Records from a data source
□ □ □ □ □

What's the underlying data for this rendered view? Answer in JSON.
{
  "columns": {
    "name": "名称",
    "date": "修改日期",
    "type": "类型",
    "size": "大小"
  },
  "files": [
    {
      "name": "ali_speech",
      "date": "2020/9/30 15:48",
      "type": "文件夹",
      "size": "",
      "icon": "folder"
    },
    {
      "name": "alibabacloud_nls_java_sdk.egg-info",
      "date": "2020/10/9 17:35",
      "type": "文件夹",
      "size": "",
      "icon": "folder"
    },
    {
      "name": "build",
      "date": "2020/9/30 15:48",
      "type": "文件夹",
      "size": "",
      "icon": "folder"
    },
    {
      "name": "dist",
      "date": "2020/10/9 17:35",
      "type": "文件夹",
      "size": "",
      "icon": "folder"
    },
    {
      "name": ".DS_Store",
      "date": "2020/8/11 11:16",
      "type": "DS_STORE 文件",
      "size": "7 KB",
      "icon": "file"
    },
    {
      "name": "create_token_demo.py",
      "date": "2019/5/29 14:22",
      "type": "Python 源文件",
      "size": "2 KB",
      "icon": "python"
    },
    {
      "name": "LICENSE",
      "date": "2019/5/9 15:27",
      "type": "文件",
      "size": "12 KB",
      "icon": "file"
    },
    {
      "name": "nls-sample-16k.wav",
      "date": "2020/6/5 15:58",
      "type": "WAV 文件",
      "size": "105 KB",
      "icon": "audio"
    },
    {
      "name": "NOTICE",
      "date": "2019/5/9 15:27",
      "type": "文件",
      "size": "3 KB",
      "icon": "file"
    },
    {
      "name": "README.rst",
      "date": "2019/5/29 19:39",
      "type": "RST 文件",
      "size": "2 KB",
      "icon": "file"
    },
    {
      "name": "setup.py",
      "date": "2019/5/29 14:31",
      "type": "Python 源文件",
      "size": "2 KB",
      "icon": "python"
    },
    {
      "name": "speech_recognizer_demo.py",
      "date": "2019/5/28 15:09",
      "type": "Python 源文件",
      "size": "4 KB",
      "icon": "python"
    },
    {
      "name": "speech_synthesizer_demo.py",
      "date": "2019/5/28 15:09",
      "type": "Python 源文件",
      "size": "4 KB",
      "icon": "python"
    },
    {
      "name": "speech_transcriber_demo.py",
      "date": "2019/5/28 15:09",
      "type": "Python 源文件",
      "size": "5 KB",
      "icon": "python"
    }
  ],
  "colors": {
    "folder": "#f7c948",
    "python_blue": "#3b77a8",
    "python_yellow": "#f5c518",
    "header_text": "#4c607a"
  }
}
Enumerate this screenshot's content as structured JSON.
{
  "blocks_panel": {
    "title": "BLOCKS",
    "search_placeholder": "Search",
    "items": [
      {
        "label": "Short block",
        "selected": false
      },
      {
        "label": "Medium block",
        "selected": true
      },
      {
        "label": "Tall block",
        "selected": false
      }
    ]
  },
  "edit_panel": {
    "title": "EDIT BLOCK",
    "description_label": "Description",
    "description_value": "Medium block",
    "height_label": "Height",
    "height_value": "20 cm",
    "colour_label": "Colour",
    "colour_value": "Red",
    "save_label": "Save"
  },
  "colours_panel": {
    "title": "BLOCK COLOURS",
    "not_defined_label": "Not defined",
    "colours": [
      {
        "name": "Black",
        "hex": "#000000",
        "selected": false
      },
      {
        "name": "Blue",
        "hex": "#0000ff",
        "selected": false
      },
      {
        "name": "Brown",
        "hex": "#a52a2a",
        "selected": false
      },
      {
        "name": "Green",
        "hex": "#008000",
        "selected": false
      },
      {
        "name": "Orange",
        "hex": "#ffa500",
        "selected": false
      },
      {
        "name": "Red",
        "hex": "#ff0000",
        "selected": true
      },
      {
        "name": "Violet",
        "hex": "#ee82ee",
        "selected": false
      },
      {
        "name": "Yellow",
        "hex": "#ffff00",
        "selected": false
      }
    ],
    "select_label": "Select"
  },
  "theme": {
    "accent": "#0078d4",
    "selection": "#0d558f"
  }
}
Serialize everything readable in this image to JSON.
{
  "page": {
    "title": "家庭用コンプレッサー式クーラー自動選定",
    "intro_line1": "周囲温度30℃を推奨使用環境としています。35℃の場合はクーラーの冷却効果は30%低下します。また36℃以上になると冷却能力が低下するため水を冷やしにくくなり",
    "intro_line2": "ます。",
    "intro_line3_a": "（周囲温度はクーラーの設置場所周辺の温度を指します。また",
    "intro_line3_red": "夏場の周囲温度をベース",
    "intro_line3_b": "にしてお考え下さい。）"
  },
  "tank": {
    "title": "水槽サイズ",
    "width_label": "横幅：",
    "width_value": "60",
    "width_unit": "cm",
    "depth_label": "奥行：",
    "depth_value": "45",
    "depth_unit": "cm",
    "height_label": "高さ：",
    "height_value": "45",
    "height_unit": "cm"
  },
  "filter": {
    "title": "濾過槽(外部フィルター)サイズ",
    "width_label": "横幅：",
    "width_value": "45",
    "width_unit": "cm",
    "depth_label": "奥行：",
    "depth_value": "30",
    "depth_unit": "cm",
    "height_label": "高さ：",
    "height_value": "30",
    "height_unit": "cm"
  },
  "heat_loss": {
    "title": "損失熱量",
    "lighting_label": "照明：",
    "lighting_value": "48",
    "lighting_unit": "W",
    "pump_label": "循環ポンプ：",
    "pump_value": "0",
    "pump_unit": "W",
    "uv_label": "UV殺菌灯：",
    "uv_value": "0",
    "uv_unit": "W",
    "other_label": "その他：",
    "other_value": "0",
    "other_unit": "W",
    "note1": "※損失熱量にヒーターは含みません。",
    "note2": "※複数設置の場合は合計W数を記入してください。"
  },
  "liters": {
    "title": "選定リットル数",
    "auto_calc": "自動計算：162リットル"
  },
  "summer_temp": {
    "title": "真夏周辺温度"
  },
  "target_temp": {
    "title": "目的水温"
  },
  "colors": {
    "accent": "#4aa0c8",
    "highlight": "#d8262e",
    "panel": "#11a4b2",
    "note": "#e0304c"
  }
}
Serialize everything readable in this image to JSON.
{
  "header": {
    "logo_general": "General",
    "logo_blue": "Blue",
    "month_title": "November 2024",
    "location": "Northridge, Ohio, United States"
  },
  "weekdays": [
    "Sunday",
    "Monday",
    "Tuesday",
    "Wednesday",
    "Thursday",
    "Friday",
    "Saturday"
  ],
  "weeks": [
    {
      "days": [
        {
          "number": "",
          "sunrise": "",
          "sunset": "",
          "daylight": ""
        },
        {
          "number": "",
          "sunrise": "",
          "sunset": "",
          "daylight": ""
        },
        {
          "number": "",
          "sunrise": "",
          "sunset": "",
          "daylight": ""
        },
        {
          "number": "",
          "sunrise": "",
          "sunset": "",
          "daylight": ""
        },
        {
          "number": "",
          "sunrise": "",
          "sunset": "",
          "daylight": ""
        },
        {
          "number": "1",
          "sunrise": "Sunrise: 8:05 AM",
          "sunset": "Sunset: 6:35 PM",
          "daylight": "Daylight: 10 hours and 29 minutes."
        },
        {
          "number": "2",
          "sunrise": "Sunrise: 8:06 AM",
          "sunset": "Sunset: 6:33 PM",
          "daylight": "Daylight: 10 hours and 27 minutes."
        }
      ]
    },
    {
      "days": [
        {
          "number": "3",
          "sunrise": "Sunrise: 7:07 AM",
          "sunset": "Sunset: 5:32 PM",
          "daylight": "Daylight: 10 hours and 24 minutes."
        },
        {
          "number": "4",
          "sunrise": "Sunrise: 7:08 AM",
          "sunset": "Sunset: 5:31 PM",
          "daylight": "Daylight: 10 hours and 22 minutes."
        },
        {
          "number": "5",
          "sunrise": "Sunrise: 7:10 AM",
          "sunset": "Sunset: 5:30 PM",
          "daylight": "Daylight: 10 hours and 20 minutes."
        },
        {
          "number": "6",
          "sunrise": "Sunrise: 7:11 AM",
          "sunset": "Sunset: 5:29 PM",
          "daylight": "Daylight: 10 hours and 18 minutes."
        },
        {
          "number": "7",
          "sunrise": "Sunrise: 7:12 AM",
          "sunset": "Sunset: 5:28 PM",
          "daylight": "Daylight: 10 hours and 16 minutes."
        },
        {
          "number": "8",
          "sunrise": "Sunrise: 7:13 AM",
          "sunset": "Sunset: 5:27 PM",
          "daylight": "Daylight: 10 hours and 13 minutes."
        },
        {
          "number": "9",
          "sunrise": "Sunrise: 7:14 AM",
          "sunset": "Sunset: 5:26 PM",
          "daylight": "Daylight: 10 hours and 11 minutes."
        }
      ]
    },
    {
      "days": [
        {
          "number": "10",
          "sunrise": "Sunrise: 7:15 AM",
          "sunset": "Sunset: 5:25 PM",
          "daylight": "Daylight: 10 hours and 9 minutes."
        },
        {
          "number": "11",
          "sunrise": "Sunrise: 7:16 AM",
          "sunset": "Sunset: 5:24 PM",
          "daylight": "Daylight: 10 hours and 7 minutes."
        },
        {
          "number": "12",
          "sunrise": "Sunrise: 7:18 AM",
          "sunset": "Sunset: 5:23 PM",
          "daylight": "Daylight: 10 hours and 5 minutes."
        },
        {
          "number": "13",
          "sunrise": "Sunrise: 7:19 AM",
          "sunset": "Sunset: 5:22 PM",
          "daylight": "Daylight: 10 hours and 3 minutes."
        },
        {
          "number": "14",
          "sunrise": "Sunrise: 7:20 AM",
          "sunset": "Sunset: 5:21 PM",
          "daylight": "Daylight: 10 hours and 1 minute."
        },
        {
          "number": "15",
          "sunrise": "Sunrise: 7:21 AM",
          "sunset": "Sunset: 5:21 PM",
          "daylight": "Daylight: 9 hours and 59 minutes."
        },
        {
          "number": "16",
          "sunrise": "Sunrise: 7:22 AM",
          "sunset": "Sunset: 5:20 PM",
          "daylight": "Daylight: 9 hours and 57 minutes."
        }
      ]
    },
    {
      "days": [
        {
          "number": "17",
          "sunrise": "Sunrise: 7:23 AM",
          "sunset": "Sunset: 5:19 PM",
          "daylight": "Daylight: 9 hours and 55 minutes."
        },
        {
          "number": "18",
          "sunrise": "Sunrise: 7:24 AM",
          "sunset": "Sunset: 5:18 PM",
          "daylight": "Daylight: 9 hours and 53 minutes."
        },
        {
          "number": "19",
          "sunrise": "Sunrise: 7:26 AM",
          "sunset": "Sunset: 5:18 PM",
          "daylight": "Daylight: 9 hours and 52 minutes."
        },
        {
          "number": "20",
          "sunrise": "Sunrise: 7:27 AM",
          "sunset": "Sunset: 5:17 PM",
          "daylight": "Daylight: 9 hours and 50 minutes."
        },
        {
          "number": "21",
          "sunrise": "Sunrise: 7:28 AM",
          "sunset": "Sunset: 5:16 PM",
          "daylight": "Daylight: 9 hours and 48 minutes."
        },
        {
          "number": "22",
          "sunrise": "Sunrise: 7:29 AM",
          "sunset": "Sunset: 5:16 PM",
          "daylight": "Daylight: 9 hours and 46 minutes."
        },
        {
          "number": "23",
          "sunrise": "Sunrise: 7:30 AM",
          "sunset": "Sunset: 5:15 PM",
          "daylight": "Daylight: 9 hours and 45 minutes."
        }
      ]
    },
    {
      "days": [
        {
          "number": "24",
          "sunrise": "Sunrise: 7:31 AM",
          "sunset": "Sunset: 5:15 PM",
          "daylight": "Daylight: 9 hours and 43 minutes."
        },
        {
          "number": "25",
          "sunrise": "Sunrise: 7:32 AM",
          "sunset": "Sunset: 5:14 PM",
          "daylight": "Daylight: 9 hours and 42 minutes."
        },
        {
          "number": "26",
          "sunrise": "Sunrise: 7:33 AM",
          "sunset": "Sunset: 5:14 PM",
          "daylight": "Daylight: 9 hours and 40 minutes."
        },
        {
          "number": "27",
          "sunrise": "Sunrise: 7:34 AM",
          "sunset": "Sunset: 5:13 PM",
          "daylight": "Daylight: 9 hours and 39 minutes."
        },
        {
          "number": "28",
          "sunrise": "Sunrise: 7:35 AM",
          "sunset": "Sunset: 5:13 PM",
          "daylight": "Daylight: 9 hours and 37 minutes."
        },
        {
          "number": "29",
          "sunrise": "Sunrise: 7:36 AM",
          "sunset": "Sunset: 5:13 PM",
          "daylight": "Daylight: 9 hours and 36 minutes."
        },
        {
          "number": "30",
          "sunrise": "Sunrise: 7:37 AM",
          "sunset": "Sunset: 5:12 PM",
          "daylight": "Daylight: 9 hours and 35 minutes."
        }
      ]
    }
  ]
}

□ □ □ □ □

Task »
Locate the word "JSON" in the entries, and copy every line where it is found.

Response area »
What's the underlying data for this rendered view? Answer in JSON.
Enumerate this screenshot's content as structured JSON.
Serialize everything readable in this image to JSON.
Serialize everything readable in this image to JSON.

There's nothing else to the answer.